For in-house developed applications, the contingency plan should identify how the institution will transition to an alternate system or to an external vendor. For institutions that rely on vendors, the contingency plan should identify alternative suppliers and outline migration plans. In addition, time frames for Year 2000 contingency plans should be consistent with the time frames set forth in the Interagency Statement. The statement establishes December 31, 1998, as the date that institutions will have completed programming changes and have testing well underway for mission-critical systems.
Project Planning and Management:

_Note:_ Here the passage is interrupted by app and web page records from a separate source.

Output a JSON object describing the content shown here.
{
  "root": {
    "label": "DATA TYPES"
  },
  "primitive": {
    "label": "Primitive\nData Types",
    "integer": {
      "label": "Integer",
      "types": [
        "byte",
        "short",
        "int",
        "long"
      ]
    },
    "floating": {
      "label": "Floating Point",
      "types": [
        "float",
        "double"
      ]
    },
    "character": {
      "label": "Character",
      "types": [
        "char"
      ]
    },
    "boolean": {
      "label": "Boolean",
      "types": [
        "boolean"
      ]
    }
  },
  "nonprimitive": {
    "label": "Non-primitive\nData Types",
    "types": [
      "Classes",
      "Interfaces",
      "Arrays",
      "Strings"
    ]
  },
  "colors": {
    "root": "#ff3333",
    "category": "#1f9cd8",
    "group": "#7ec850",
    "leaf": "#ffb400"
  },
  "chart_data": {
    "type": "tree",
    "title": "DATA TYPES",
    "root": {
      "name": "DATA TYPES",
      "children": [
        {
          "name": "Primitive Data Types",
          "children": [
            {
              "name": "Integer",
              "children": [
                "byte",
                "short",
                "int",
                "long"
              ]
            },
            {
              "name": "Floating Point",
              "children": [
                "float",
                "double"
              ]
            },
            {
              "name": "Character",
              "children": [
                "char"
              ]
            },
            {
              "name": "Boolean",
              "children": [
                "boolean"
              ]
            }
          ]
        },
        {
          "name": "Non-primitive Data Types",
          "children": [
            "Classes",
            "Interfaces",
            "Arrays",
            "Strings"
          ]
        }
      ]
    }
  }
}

The Year 2000 problem requires extensive project planning to ensure proper allocations of resources, and to ensure management accountability. The project plan should be formally adopted, enterprise-wide in scope, and contain clearly defined objectives and deadlines. The project plan, at a minimum, should include the following:

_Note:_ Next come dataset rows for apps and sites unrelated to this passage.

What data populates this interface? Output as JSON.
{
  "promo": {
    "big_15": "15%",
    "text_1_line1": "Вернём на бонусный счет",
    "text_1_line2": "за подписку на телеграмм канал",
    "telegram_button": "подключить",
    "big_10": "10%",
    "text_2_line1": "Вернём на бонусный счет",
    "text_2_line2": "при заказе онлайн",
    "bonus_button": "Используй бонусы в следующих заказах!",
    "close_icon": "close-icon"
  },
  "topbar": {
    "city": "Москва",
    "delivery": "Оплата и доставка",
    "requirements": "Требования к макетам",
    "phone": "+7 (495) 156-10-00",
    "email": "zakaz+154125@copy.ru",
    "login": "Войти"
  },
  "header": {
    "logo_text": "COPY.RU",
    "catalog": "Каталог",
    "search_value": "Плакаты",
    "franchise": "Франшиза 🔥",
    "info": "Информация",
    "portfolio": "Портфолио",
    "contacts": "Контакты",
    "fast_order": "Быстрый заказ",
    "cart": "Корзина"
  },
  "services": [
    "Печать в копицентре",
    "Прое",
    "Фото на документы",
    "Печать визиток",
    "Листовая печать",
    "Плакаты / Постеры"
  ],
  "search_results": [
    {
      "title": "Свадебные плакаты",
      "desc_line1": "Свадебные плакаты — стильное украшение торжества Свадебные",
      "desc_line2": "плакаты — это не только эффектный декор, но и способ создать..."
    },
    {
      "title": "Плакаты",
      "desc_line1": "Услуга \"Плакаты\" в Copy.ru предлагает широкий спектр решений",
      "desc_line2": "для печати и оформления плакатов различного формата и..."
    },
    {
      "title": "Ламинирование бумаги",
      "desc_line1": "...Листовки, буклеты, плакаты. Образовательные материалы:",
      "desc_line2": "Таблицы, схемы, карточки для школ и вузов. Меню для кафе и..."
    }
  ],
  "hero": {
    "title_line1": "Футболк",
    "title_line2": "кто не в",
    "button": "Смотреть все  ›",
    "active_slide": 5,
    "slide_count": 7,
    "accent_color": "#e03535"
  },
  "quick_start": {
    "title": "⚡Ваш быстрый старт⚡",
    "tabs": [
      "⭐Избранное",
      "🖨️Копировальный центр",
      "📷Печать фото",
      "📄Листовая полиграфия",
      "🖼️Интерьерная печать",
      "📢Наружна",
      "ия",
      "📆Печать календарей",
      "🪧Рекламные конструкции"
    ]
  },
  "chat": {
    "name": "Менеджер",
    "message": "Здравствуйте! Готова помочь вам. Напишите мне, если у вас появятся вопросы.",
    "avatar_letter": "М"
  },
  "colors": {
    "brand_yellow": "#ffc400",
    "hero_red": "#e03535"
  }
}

The tasks to be accomplished throughout the term of the project.
Resource requirements and individuals assigned responsibility for various phases of the project.
Specific dates for completion of key elements of the project.
Strategy for responding to inquiries from customers and business partners regarding the institution's Year 2000 readiness.
Senior management should actively manage resources to ensure that the project remains on schedule. Management should implement processes that monitor the Year 2000 efforts of its vendors, business partners, counter parties, and major loan customers.
The regulatory agencies are concerned that many financial institutions and service providers will underestimate the costs of Year 2000 projects, especially those costs associated with the testing phase. As the Year 2000 approaches, the demand for technical resources will likely rise and the supply of these resources is expected to diminish, thereby increasing costs. Financial institutions must exercise appropriate due diligence in their budget planning to ensure that they have sufficient financial and human resources to complete their Year 2000 plans in a timely manner.
Given the nature and extent of the Year 2000 challenge, management may need to adjust resources throughout the life of the project. If adjustments are needed, management must redefine the project's scope, and, if appropriate, change the priorities of other data processing projects.
The FFIEC member agencies strongly encourage financial institutions and their trade organizations to work collectively to address issues pertaining to the Year 2000. Effective industry cooperation can help reduce costs. By working together, financial institutions can share ideas, influence vendors, develop best management practices, and maintain their competitiveness with other industries. Financial institutions should consider enlisting industry associations and accounting firms for guidance. If the industry is to be successful in meeting the problems posed by the Year 2000, financial institutions will have to work cooperatively to share effective practices, common testing methodologies and other non-proprietary information.